California is once again heading into a dry year with memories of the last drought all too fresh. During the 2015 drought, more than 540,000 acres of California farmland were idled at an economic cost of $2.7 billion. This year, California farmers have already seen their water supply cut as much as 95%. Some farmers are anticipating it will be cut to zero.
And, as difficult as this year is, farmers are also keeping an eye on the future. Even though California agriculture has cut its water use by double-digits since 1980, we’re not done yet. The passage of SGMA in 2014 means less groundwater for all users, and we’re not yet certain what additional surface water restrictions may be coming. And scientists believe that our changing hydrology likely means more “boom and bust” water cycles. A report by UC Berkeley economists Dr. David Sunding and Dr. David Roland-Holst anticipates that as much as 1 million acres of California farmland may be permanently lost if our current trajectory is not altered.
Agricultural Water Use Efficiency
California farmers are leading the way by again increasing investment in more efficient irrigation systems as well as new technology that pinpoints where and when water is needed by the plants and soil. Farms are also dramatically increasing use of recycled and reclaimed water as well as investing in ecosystem projects that make the water supply more reliable for everyone. And because reducing our carbon footprint helps lessen the impact on the changing climate that contributes to water shortages, farms are also investing in solar, wind and other clean energy.
However, the best efforts of farms as well as California homes and businesses, while a critical piece of the puzzle, are not enough to keep us out of extended periods of water shortages.
Infrastructure Investments are Essential
Conserving water doesn’t help if the reservoirs, dams, canals, pipes and other physical infrastructure that relay water throughout the state doesn’t function.
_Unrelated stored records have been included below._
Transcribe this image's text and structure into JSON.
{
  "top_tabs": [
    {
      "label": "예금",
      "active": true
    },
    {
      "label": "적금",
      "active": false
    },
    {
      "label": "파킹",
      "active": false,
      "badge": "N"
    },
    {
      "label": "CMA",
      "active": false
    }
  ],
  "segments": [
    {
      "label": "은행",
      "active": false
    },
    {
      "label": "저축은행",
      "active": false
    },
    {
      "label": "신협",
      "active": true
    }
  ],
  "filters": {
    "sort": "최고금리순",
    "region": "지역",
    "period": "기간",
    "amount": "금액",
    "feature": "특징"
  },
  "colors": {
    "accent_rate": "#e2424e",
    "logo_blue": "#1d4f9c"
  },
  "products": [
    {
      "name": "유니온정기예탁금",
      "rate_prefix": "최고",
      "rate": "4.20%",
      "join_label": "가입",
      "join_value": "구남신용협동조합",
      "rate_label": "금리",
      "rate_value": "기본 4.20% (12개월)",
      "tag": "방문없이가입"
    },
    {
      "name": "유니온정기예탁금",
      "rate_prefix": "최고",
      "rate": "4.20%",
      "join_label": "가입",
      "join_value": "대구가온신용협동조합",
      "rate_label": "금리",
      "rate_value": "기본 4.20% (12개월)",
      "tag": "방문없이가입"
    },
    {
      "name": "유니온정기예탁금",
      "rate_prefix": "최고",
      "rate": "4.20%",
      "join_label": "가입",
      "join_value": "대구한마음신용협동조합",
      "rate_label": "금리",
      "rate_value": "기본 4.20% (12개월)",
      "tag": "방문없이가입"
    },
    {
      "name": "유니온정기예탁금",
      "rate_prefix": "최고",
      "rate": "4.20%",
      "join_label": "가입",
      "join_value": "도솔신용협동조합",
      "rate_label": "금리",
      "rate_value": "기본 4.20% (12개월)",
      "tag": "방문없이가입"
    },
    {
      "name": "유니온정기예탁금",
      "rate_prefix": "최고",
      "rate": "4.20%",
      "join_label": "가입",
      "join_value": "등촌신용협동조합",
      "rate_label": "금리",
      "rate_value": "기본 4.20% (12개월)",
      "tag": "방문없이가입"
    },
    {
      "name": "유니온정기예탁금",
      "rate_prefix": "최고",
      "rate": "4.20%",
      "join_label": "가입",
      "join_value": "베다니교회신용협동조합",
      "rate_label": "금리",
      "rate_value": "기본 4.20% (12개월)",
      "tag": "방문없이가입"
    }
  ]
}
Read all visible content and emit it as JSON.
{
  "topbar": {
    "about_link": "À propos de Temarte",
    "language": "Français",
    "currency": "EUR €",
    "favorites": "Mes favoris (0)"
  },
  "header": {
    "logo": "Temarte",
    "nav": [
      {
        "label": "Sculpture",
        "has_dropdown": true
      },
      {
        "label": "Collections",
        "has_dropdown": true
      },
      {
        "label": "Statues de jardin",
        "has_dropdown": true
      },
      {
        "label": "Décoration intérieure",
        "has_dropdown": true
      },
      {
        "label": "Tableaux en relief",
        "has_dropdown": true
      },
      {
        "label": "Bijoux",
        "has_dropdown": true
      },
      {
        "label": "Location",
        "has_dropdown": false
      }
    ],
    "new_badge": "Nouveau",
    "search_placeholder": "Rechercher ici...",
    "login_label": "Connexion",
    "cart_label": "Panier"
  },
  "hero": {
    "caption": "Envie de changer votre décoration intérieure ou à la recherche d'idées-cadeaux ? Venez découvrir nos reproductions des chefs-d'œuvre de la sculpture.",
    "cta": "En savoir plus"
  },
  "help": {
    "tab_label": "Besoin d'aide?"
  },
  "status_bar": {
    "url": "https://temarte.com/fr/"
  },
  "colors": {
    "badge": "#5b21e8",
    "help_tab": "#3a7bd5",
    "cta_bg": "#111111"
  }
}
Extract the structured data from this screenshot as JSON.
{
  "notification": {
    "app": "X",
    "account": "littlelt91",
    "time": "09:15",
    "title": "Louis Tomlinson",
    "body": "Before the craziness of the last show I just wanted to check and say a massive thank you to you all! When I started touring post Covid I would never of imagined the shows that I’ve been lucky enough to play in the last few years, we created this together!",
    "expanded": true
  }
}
California’s water infrastructure is deteriorating and in desperate need of repair. Being in a drought situation puts in stark relief the true cost of deferred maintenance. We may be able to muddle through with leaking canals and other faulty mechanics in very wet years, but certainly not in dry ones when farmers must fight for every drop.
And that’s why the industry is working together to urge both the federal and state governments to fund water infrastructure. The Biden-Harris administration is proposing massive infrastructure legislation that, if serious, will include water. There are also multiple pieces of California legislation that propose to address water infrastructure needs.
It’s also clear that in addition to fixing what’s already in place, we need to “Build Back Better” as the Biden-Harris administration says it wants to do.
That means not just repairing existing infrastructure, but also investing in new ways of doing things. There is new technology available on recycling and desalination. The effects of climate change tell us we must build new storage for both surface and groundwater as well as expand flood control. Science has also taught us that habitat restoration is an important component of a healthy water supply.
Two examples of the kinds of projects that are needed to help support water supply resilience include Sites Reservoir and the Glenn-Colusa Irrigation District’s (GCID) South Cypress Island Side Channel restoration.
Once constructed, Sites Reservoir, located in Colusa and Glenn counties, would capture and store stormwater flows from the Sacramento River, after all other water rights and regulatory requirements are met, for release primarily in dry and critical years for environmental use and for California communities, farms and businesses. The recently completed South Cypress Island Side Channel Restoration Project provides 4.8 acres of much needed spawning and rearing habitat for the endangered winter-run Chinook salmon. Other similar projects are planned or are underway in the watershed.
Streamlining the Process
Financial support is not enough. Funding without a commitment to streamline the process fails all of us. With more than 15 federal, state and regional agencies controlling water projects, it can take decades to complete critical projects.
In 2014, California voters overwhelmingly passed Prop 1, which provided $7.5 billion for water projects. Three years later, only 14% had been spent, and that included no money for water storage. By late 2019, only about 34% of the funds had been assigned to projects.
The urgency of our current needs demands swift action.
Addressing the critical needs of our water infrastructure will do so much more than secure our water future; it will create jobs and help in our economic recovery, address some of the social inequalities in the system, help us adjust to climate change, better protect the environment and help maintain a safe and abundant local food supply.
None of us would choose to be back in a drought year. But if this current crisis helps bring relief to long-neglected issues, some good may yet come of it.